“Why don’t we do what the system failed to do,” he asks, “why don’t we build a little bit of an endowment from [the Benefits Fund]?” For the last few years, the WHDC has been setting aside and investing a portion of Columbia’s annual payments—Boateng projects that it should have around $20 million saved up by 2024. “That’s a healthy amount to start any nonprofit,” he says.
The WHDC has also been keeping its staff small. “And,” says Boateng, “if we’re able to construct a place so that we’re not paying rent—rent and staff are the two biggest expenses of any nonprofit.”
As one of the few funders narrowly focused on West Harlem, WHDC also wishes to make the organizations it funds attractive to other funders by strengthening their balance sheets as they seek new funding sources.
One of the biggest problems nonprofits grapple with is the vicious cycle of qualifying for grants. Grant making foundations are, in a sense, investors, and so they want as many guarantees as possible that their grants will not be wasted. Often, those guarantees are budgetary; a foundation will only give an organization a grant if it already has a certain amount of money. Thus, nonprofits find themselves in a double bind: They need grants to get money but money to get grants. The WHDC has a different kind of requirement. A WHDC grant can go up to 50 percent of a nonprofit’s budget—a far more generous sum, claims Boateng, than most foundations. “We give you a hand but [then] we force you to look elsewhere,” he explains. The WHDC injects nonprofits with cash in the hopes that they will use their expanded budget to more easily secure funding from other sources and eventually outgrow the WHDC, like birds leaving the nest.

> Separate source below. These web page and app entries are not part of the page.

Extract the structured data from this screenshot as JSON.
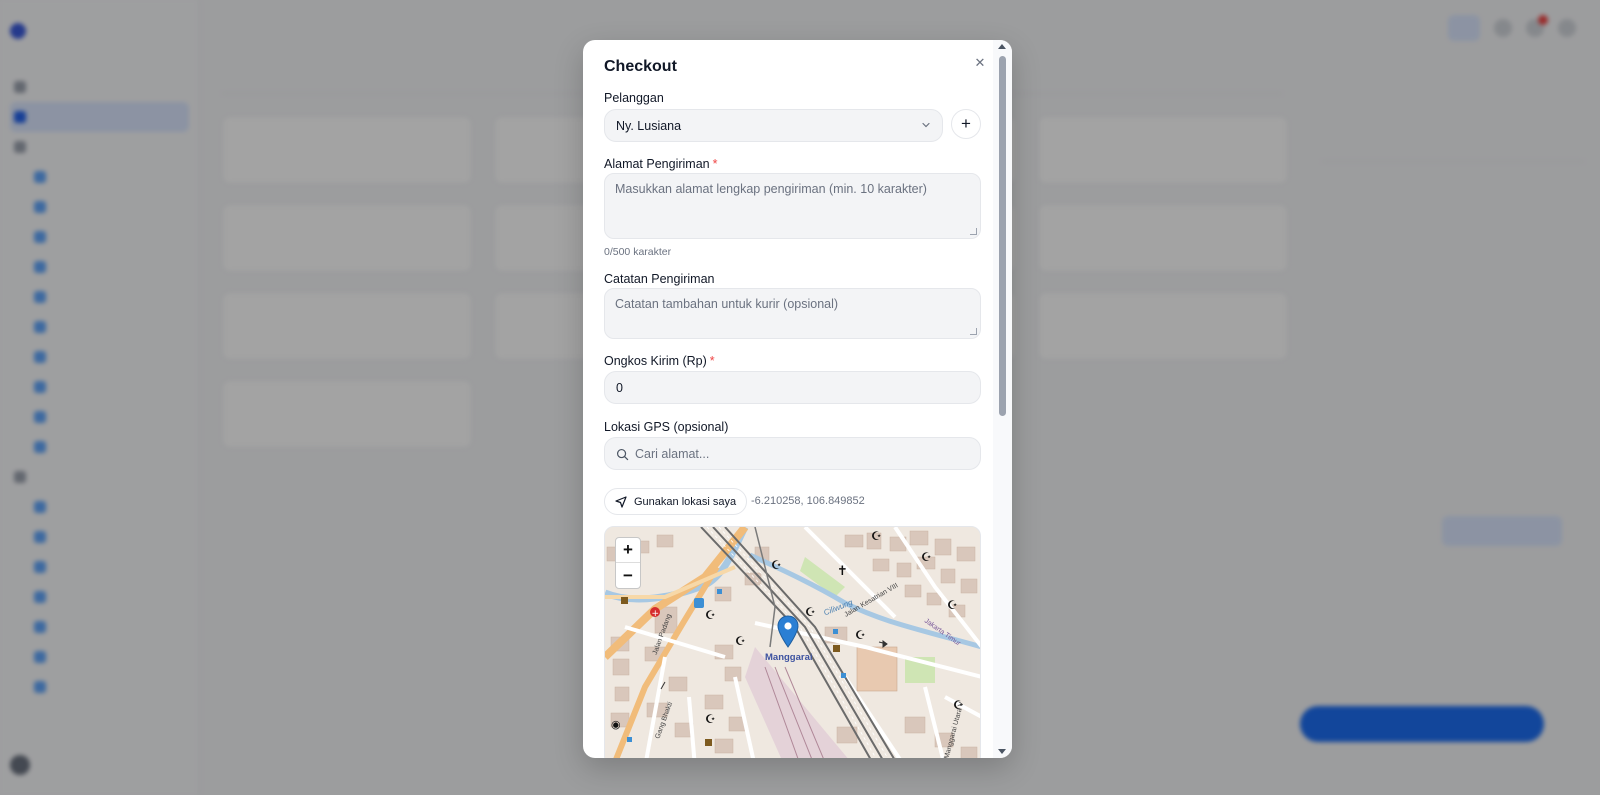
{
  "modal": {
    "title": "Checkout",
    "customer": {
      "label": "Pelanggan",
      "selected": "Ny. Lusiana",
      "add_icon": "plus-icon"
    },
    "address": {
      "label": "Alamat Pengiriman",
      "required_mark": "*",
      "placeholder": "Masukkan alamat lengkap pengiriman (min. 10 karakter)",
      "counter": "0/500 karakter"
    },
    "notes": {
      "label": "Catatan Pengiriman",
      "placeholder": "Catatan tambahan untuk kurir (opsional)"
    },
    "shipping_cost": {
      "label": "Ongkos Kirim (Rp)",
      "required_mark": "*",
      "value": "0"
    },
    "gps": {
      "label": "Lokasi GPS (opsional)",
      "search_placeholder": "Cari alamat...",
      "use_location_label": "Gunakan lokasi saya",
      "coordinates": "-6.210258, 106.849852"
    },
    "map": {
      "zoom_in": "+",
      "zoom_out": "−",
      "marker_label": "Manggarai",
      "street_labels": [
        "Jalan Kesatrian VIII",
        "Ciliwung",
        "Jalan Padang",
        "Gang Bhakti",
        "Manggarai Utara V",
        "Jakarta Timur"
      ]
    }
  },
  "colors": {
    "accent": "#2563eb",
    "required": "#ef4444",
    "marker": "#2b7fd4"
  }
}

Every organization that has a narrow and time-limited funding base faces the challenge faced by WHDC. Its role as a funder of others makes the question more difficult: focus its resources on building its own capabilities, or use them to build sustainability among those it supports? Here, it has chosen to attempt both paths at once—an ambitious endeavor that will require some very heavy lifting in the coming years when CU steps back.—Martin Levine